Indonesia’s e-commerce sector will emerge as the largest market in Southeast Asia by 2025, accounting for half of region's market value expected to be worth US$46 billion, according to a Google and Temasek’s study covering six countries in the region.
The five other countries covered in the research comprised Malaysia, Singapore, Thailand, Vietnam and the Philippines. PurpleClick Media notes that the study may benefit online marketing companies and consumers as well, as the combined value of the six Southeast Asian markets’ digital economies would reach US$200 billion by 2025.
Indonesia’s online population of 119 million would allow it to capture US$81 billion of the six countries’ aggregate e-commerce industry value. The uptick in online traffic in Indonesia would also mean better competition for local players.
Online store MatahariMall.com CEO Said Hadi Wenas said the rise in the country’s digital consumers compels it to find ways in providing locals with the most efficient service, while offering reasonably priced products at the same time.
However, the road to becoming the biggest digital economy in Southeast Asia doesn’t come with challenges. Google Indonesia CEO Tony Kuesgen identified a skilled workforce as the most important requirement for Indonesia to achieve an online marketplace with a US$81 billion value.

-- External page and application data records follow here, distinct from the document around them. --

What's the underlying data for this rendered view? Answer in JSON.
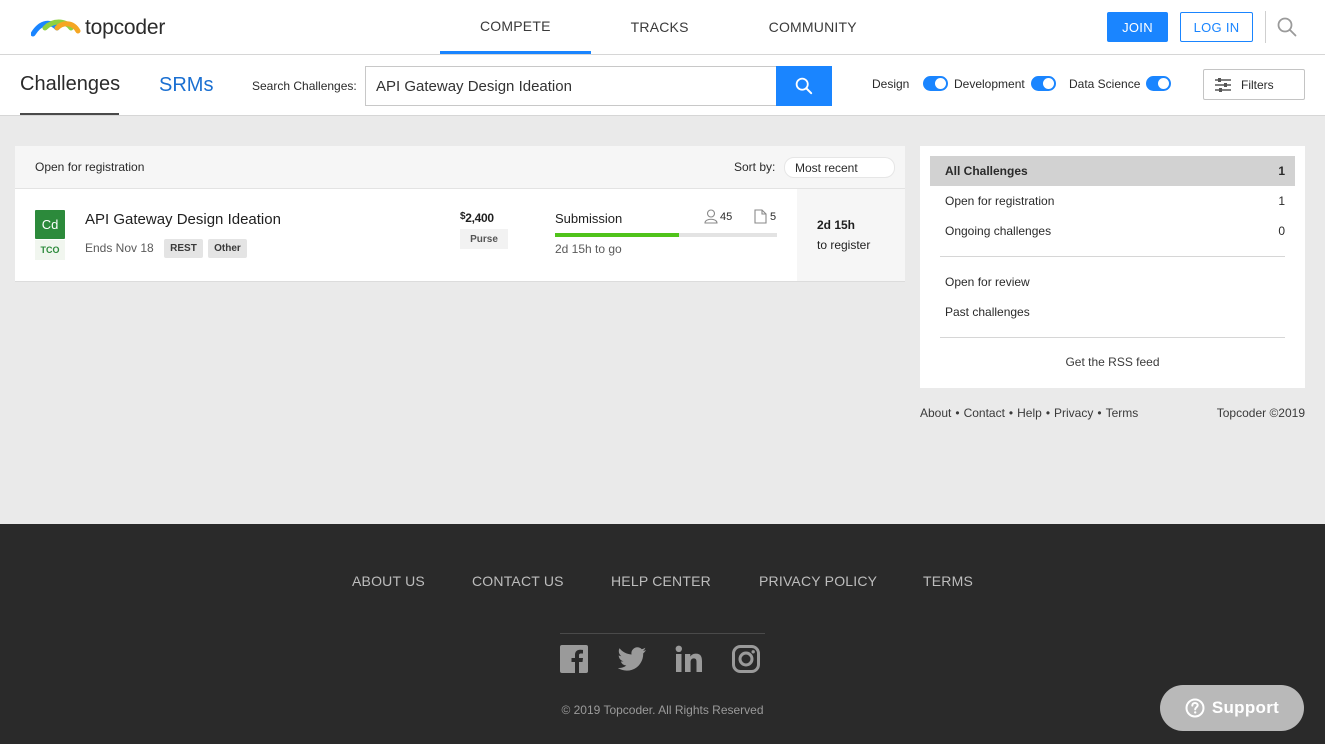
{
  "brand": {
    "name": "topcoder"
  },
  "nav": {
    "items": [
      {
        "label": "COMPETE",
        "active": true
      },
      {
        "label": "TRACKS",
        "active": false
      },
      {
        "label": "COMMUNITY",
        "active": false
      }
    ],
    "join_label": "JOIN",
    "login_label": "LOG IN"
  },
  "subheader": {
    "tabs": [
      {
        "label": "Challenges",
        "active": true
      },
      {
        "label": "SRMs",
        "active": false
      }
    ],
    "search_label": "Search Challenges:",
    "search_value": "API Gateway Design Ideation",
    "toggles": [
      {
        "label": "Design",
        "on": true
      },
      {
        "label": "Development",
        "on": true
      },
      {
        "label": "Data Science",
        "on": true
      }
    ],
    "filters_label": "Filters"
  },
  "list": {
    "status_label": "Open for registration",
    "sort_label": "Sort by:",
    "sort_value": "Most recent",
    "challenges": [
      {
        "track": "Cd",
        "event": "TCO",
        "title": "API Gateway Design Ideation",
        "ends": "Ends Nov 18",
        "tags": [
          "REST",
          "Other"
        ],
        "prize_currency": "$",
        "prize_amount": "2,400",
        "prize_label": "Purse",
        "phase": "Submission",
        "phase_progress": 0.56,
        "phase_time": "2d 15h to go",
        "registrants": "45",
        "submissions": "5",
        "register_time": "2d 15h",
        "register_text": "to register"
      }
    ]
  },
  "sidebar": {
    "items": [
      {
        "label": "All Challenges",
        "count": "1",
        "active": true
      },
      {
        "label": "Open for registration",
        "count": "1",
        "active": false
      },
      {
        "label": "Ongoing challenges",
        "count": "0",
        "active": false
      },
      {
        "label": "Open for review",
        "count": "",
        "active": false
      },
      {
        "label": "Past challenges",
        "count": "",
        "active": false
      }
    ],
    "rss_label": "Get the RSS feed",
    "footer_links": [
      "About",
      "Contact",
      "Help",
      "Privacy",
      "Terms"
    ],
    "separator": "•",
    "copyright": "Topcoder ©2019"
  },
  "footer": {
    "links": [
      "ABOUT US",
      "CONTACT US",
      "HELP CENTER",
      "PRIVACY POLICY",
      "TERMS"
    ],
    "social_icons": [
      "facebook-icon",
      "twitter-icon",
      "linkedin-icon",
      "instagram-icon"
    ],
    "copyright": "© 2019 Topcoder. All Rights Reserved"
  },
  "support": {
    "label": "Support"
  },
  "colors": {
    "accent": "#1a85ff",
    "track_code": "#2c8a3b",
    "progress": "#50c31a",
    "footer_bg": "#2a2a2a"
  }
}
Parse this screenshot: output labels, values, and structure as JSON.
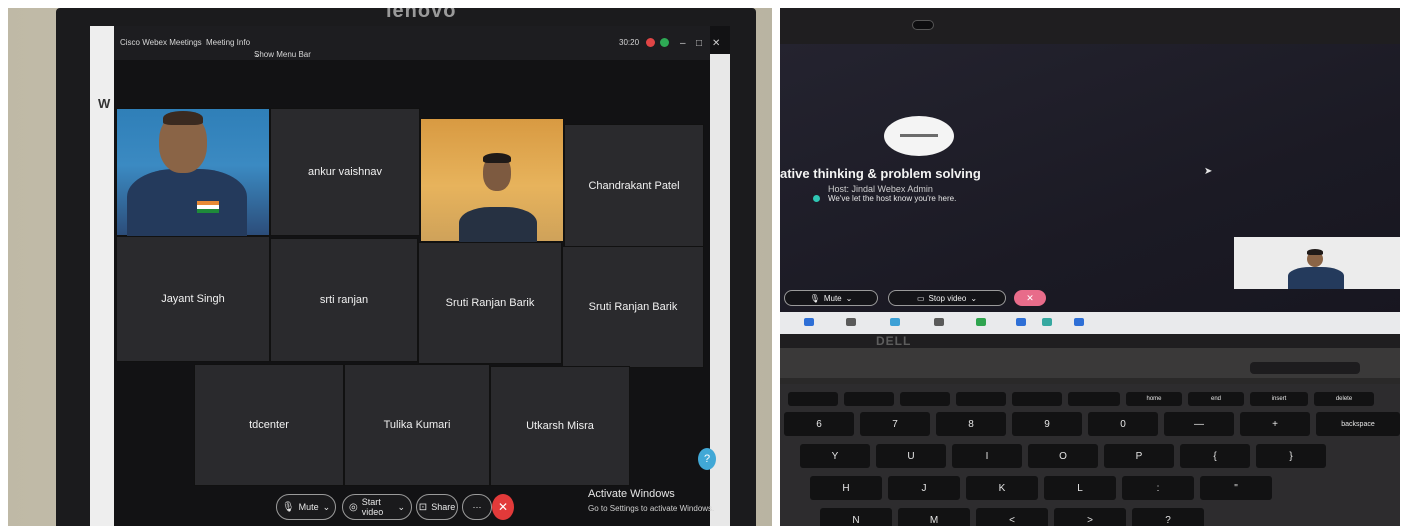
{
  "left_screen": {
    "brand": "lenovo",
    "app_title": "Cisco Webex Meetings",
    "meeting_info": "Meeting Info",
    "show_menu_bar": "Show Menu Bar",
    "timer": "30:20",
    "browser_letter": "W",
    "participants": [
      {
        "name": "",
        "has_video": true
      },
      {
        "name": "ankur vaishnav",
        "has_video": false
      },
      {
        "name": "",
        "has_video": true
      },
      {
        "name": "Chandrakant Patel",
        "has_video": false
      },
      {
        "name": "Jayant Singh",
        "has_video": false
      },
      {
        "name": "srti ranjan",
        "has_video": false
      },
      {
        "name": "Sruti Ranjan Barik",
        "has_video": false
      },
      {
        "name": "Sruti Ranjan Barik",
        "has_video": false
      },
      {
        "name": "tdcenter",
        "has_video": false
      },
      {
        "name": "Tulika Kumari",
        "has_video": false
      },
      {
        "name": "Utkarsh Misra",
        "has_video": false
      }
    ],
    "controls": {
      "mute": "Mute",
      "start_video": "Start video",
      "share": "Share"
    },
    "help": "?",
    "activate_title": "Activate Windows",
    "activate_sub": "Go to Settings to activate Windows."
  },
  "right_screen": {
    "meeting_title": "ative thinking & problem solving",
    "host": "Host: Jindal Webex Admin",
    "notice": "We've let the host know you're here.",
    "controls": {
      "mute": "Mute",
      "stop_video": "Stop video"
    },
    "laptop_brand": "DELL",
    "keys_top": [
      "home",
      "end",
      "insert",
      "delete"
    ],
    "keys_row1": [
      "6",
      "7",
      "8",
      "9",
      "0",
      "—",
      "+",
      "backspace"
    ],
    "keys_row2": [
      "Y",
      "U",
      "I",
      "O",
      "P",
      "{",
      "}"
    ],
    "keys_row3": [
      "H",
      "J",
      "K",
      "L",
      ":",
      "\""
    ],
    "keys_row4": [
      "N",
      "M",
      "<",
      ">",
      "?"
    ]
  },
  "colors": {
    "end_call": "#e23a3a",
    "leave": "#e86c8a",
    "notice_dot": "#2fc7b4",
    "help": "#41a8d6"
  }
}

The country also needs to address other obstacles such as good Internet and logistics infrastructure, payment schemes and consumer trust, according to the research.
The development of new technology still represents one of the most significant factors for the advancement of online marketing, Forbes reported.

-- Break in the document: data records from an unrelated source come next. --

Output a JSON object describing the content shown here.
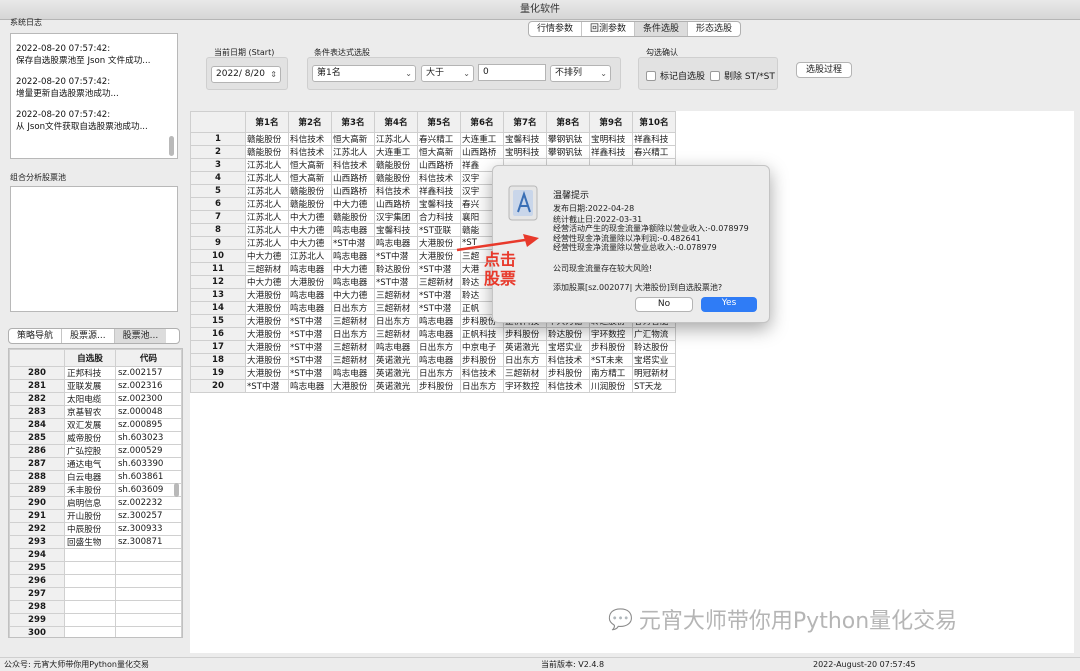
{
  "window_title": "量化软件",
  "left": {
    "log_label": "系统日志",
    "log_entries": [
      {
        "time": "2022-08-20 07:57:42:",
        "msg": "保存自选股票池至 Json 文件成功..."
      },
      {
        "time": "2022-08-20 07:57:42:",
        "msg": "增量更新自选股票池成功..."
      },
      {
        "time": "2022-08-20 07:57:42:",
        "msg": "从 Json文件获取自选股票池成功..."
      }
    ],
    "combo_label": "组合分析股票池",
    "tabs": [
      "策略导航",
      "股票源...",
      "股票池..."
    ],
    "stock_headers": [
      "自选股",
      "代码"
    ],
    "stock_rows": [
      {
        "n": "280",
        "name": "正邦科技",
        "code": "sz.002157"
      },
      {
        "n": "281",
        "name": "亚联发展",
        "code": "sz.002316"
      },
      {
        "n": "282",
        "name": "太阳电缆",
        "code": "sz.002300"
      },
      {
        "n": "283",
        "name": "京基智农",
        "code": "sz.000048"
      },
      {
        "n": "284",
        "name": "双汇发展",
        "code": "sz.000895"
      },
      {
        "n": "285",
        "name": "威帝股份",
        "code": "sh.603023"
      },
      {
        "n": "286",
        "name": "广弘控股",
        "code": "sz.000529"
      },
      {
        "n": "287",
        "name": "通达电气",
        "code": "sh.603390"
      },
      {
        "n": "288",
        "name": "白云电器",
        "code": "sh.603861"
      },
      {
        "n": "289",
        "name": "禾丰股份",
        "code": "sh.603609"
      },
      {
        "n": "290",
        "name": "启明信息",
        "code": "sz.002232"
      },
      {
        "n": "291",
        "name": "开山股份",
        "code": "sz.300257"
      },
      {
        "n": "292",
        "name": "中辰股份",
        "code": "sz.300933"
      },
      {
        "n": "293",
        "name": "回盛生物",
        "code": "sz.300871"
      },
      {
        "n": "294",
        "name": "",
        "code": ""
      },
      {
        "n": "295",
        "name": "",
        "code": ""
      },
      {
        "n": "296",
        "name": "",
        "code": ""
      },
      {
        "n": "297",
        "name": "",
        "code": ""
      },
      {
        "n": "298",
        "name": "",
        "code": ""
      },
      {
        "n": "299",
        "name": "",
        "code": ""
      },
      {
        "n": "300",
        "name": "",
        "code": ""
      }
    ]
  },
  "main_tabs": [
    "行情参数",
    "回测参数",
    "条件选股",
    "形态选股"
  ],
  "filters": {
    "date_label": "当前日期 (Start)",
    "date_value": "2022/  8/20",
    "cond_label": "条件表达式选股",
    "field_select": "第1名",
    "op_select": "大于",
    "value_input": "0",
    "sort_select": "不排列",
    "confirm_label": "勾选确认",
    "mark_label": "标记自选股",
    "exclude_label": "剔除 ST/*ST",
    "process_button": "选股过程"
  },
  "grid": {
    "headers": [
      "第1名",
      "第2名",
      "第3名",
      "第4名",
      "第5名",
      "第6名",
      "第7名",
      "第8名",
      "第9名",
      "第10名"
    ],
    "rows": [
      [
        "1",
        "赣能股份",
        "科信技术",
        "恒大高新",
        "江苏北人",
        "春兴精工",
        "大连重工",
        "宝馨科技",
        "攀钢钒钛",
        "宝明科技",
        "祥鑫科技"
      ],
      [
        "2",
        "赣能股份",
        "科信技术",
        "江苏北人",
        "大连重工",
        "恒大高新",
        "山西路桥",
        "宝明科技",
        "攀钢钒钛",
        "祥鑫科技",
        "春兴精工"
      ],
      [
        "3",
        "江苏北人",
        "恒大高新",
        "科信技术",
        "赣能股份",
        "山西路桥",
        "祥鑫",
        "",
        "",
        "",
        ""
      ],
      [
        "4",
        "江苏北人",
        "恒大高新",
        "山西路桥",
        "赣能股份",
        "科信技术",
        "汉宇",
        "",
        "",
        "",
        ""
      ],
      [
        "5",
        "江苏北人",
        "赣能股份",
        "山西路桥",
        "科信技术",
        "祥鑫科技",
        "汉宇",
        "",
        "",
        "",
        ""
      ],
      [
        "6",
        "江苏北人",
        "赣能股份",
        "中大力德",
        "山西路桥",
        "宝馨科技",
        "春兴",
        "",
        "",
        "",
        ""
      ],
      [
        "7",
        "江苏北人",
        "中大力德",
        "赣能股份",
        "汉宇集团",
        "合力科技",
        "襄阳",
        "",
        "",
        "",
        ""
      ],
      [
        "8",
        "江苏北人",
        "中大力德",
        "鸣志电器",
        "宝馨科技",
        "*ST亚联",
        "赣能",
        "",
        "",
        "",
        ""
      ],
      [
        "9",
        "江苏北人",
        "中大力德",
        "*ST中潜",
        "鸣志电器",
        "大港股份",
        "*ST",
        "",
        "",
        "",
        ""
      ],
      [
        "10",
        "中大力德",
        "江苏北人",
        "鸣志电器",
        "*ST中潜",
        "大港股份",
        "三超",
        "",
        "",
        "",
        ""
      ],
      [
        "11",
        "三超新材",
        "鸣志电器",
        "中大力德",
        "聆达股份",
        "*ST中潜",
        "大港",
        "",
        "",
        "",
        ""
      ],
      [
        "12",
        "中大力德",
        "大港股份",
        "鸣志电器",
        "*ST中潜",
        "三超新材",
        "聆达",
        "",
        "",
        "",
        ""
      ],
      [
        "13",
        "大港股份",
        "鸣志电器",
        "中大力德",
        "三超新材",
        "*ST中潜",
        "聆达",
        "",
        "",
        "",
        ""
      ],
      [
        "14",
        "大港股份",
        "鸣志电器",
        "日出东方",
        "三超新材",
        "*ST中潜",
        "正帆",
        "",
        "",
        "",
        ""
      ],
      [
        "15",
        "大港股份",
        "*ST中潜",
        "三超新材",
        "日出东方",
        "鸣志电器",
        "步科股份",
        "正帆科技",
        "中大力德",
        "聆达股份",
        "春秀智能"
      ],
      [
        "16",
        "大港股份",
        "*ST中潜",
        "日出东方",
        "三超新材",
        "鸣志电器",
        "正帆科技",
        "步科股份",
        "聆达股份",
        "宇环数控",
        "广汇物流"
      ],
      [
        "17",
        "大港股份",
        "*ST中潜",
        "三超新材",
        "鸣志电器",
        "日出东方",
        "中京电子",
        "英诺激光",
        "宝塔实业",
        "步科股份",
        "聆达股份"
      ],
      [
        "18",
        "大港股份",
        "*ST中潜",
        "三超新材",
        "英诺激光",
        "鸣志电器",
        "步科股份",
        "日出东方",
        "科信技术",
        "*ST未来",
        "宝塔实业"
      ],
      [
        "19",
        "大港股份",
        "*ST中潜",
        "鸣志电器",
        "英诺激光",
        "日出东方",
        "科信技术",
        "三超新材",
        "步科股份",
        "南方精工",
        "明冠新材"
      ],
      [
        "20",
        "*ST中潜",
        "鸣志电器",
        "大港股份",
        "英诺激光",
        "步科股份",
        "日出东方",
        "宇环数控",
        "科信技术",
        "川润股份",
        "ST天龙"
      ]
    ]
  },
  "dialog": {
    "title": "温馨提示",
    "lines": [
      "发布日期:2022-04-28",
      "统计截止日:2022-03-31",
      "经营活动产生的现金流量净额除以营业收入:-0.078979",
      "经营性现金净流量除以净利润:-0.482641",
      "经营性现金净流量除以营业总收入:-0.078979",
      "公司现金流量存在较大风险!",
      "添加股票[sz.002077| 大港股份]到自选股票池?"
    ],
    "no_label": "No",
    "yes_label": "Yes",
    "accent": "#2f7cf6"
  },
  "annotation": {
    "line1": "点击",
    "line2": "股票",
    "color": "#e8392b"
  },
  "status": {
    "left": "公众号: 元宵大师带你用Python量化交易",
    "version": "当前版本: V2.4.8",
    "time": "2022-August-20 07:57:45"
  },
  "watermark": "元宵大师带你用Python量化交易"
}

For instance, the popularity of augmented reality has become more evident with the release of the Pokémon Go, despite the AR technology being existent for quite some time now. The gaming app could also serve as a transitional phase for the technology’s relevance in the digital marketing.
Virtual reality also comes to mind in the context of new-age technologies, although it would still take a few more years prior to consumers being able to shop online by flipping through clothes racks, as if they are already in a physical store.